THE RECORDS Start Marker

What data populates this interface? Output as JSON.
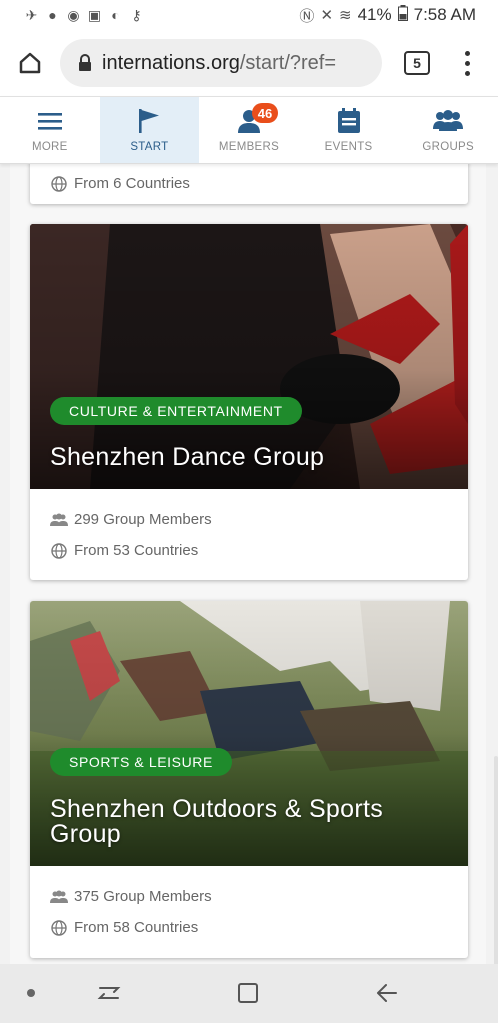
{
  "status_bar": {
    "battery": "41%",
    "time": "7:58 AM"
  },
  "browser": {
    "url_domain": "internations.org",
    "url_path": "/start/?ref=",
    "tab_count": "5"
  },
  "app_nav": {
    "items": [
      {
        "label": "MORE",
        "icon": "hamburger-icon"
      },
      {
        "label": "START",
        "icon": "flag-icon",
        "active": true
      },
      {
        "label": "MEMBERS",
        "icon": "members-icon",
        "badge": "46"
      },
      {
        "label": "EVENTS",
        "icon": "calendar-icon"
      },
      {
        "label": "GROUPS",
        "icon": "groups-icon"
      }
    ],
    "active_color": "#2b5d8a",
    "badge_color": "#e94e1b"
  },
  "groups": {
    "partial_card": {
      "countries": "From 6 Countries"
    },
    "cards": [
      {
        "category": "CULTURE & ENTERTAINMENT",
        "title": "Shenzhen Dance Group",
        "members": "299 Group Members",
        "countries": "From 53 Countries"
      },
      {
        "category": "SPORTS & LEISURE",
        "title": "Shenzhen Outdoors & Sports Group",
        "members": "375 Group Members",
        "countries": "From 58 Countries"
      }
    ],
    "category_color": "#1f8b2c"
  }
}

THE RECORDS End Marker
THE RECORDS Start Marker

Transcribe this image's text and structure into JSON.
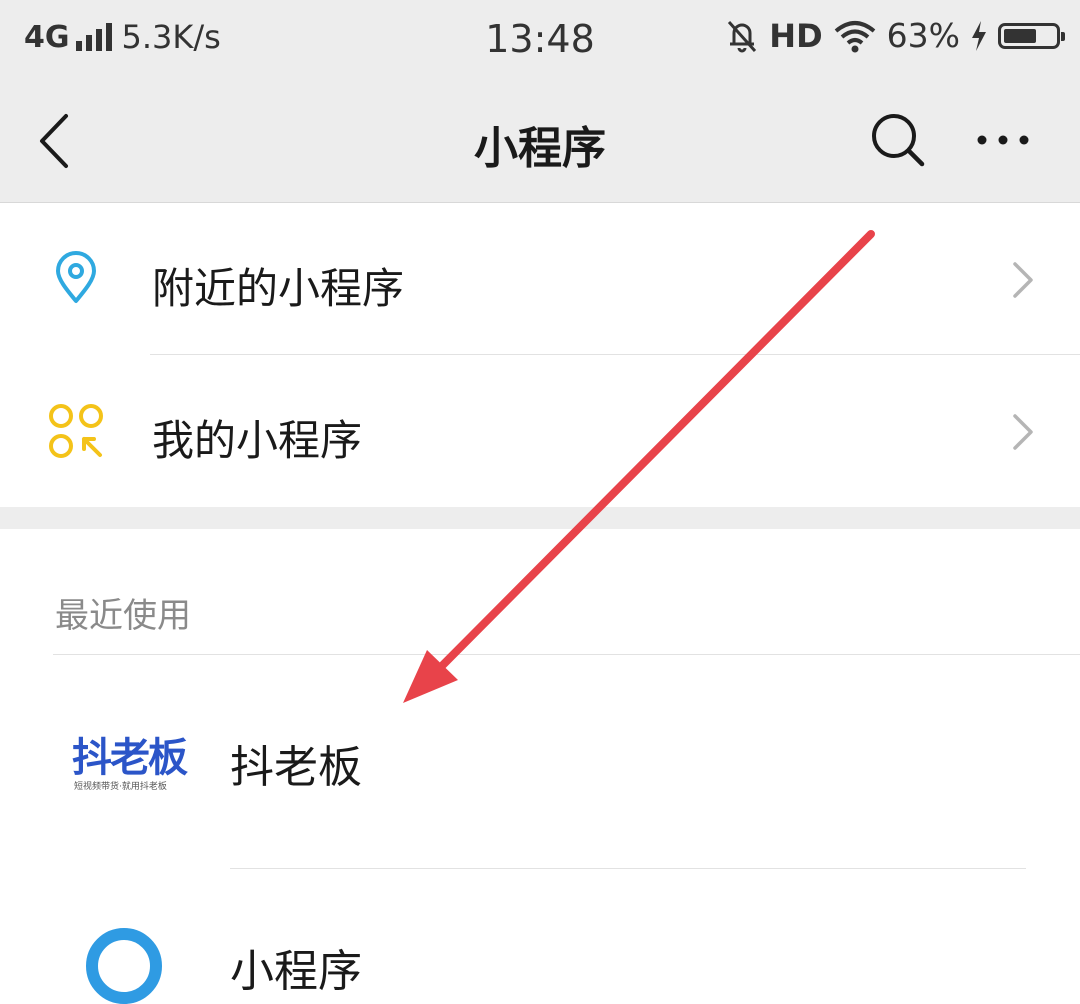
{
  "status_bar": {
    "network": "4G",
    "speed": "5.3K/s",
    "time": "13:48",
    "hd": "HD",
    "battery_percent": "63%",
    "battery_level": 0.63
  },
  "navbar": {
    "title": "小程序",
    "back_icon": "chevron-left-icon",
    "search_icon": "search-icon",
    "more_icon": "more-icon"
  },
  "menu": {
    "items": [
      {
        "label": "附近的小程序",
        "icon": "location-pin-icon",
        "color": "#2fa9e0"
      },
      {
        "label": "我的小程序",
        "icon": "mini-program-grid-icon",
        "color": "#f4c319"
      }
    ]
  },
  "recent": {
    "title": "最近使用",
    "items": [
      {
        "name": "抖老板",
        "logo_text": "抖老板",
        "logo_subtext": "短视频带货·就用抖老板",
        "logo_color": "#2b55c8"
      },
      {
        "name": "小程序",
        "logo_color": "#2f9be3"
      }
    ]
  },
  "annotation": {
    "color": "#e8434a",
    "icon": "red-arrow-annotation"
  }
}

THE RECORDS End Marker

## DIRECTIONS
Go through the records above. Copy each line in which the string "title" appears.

## EXERCISE OUTPUT
        "title": "Shenzhen Dance Group",
        "title": "Shenzhen Outdoors & Sports Group",
    "title": "小程序",
    "title": "最近使用",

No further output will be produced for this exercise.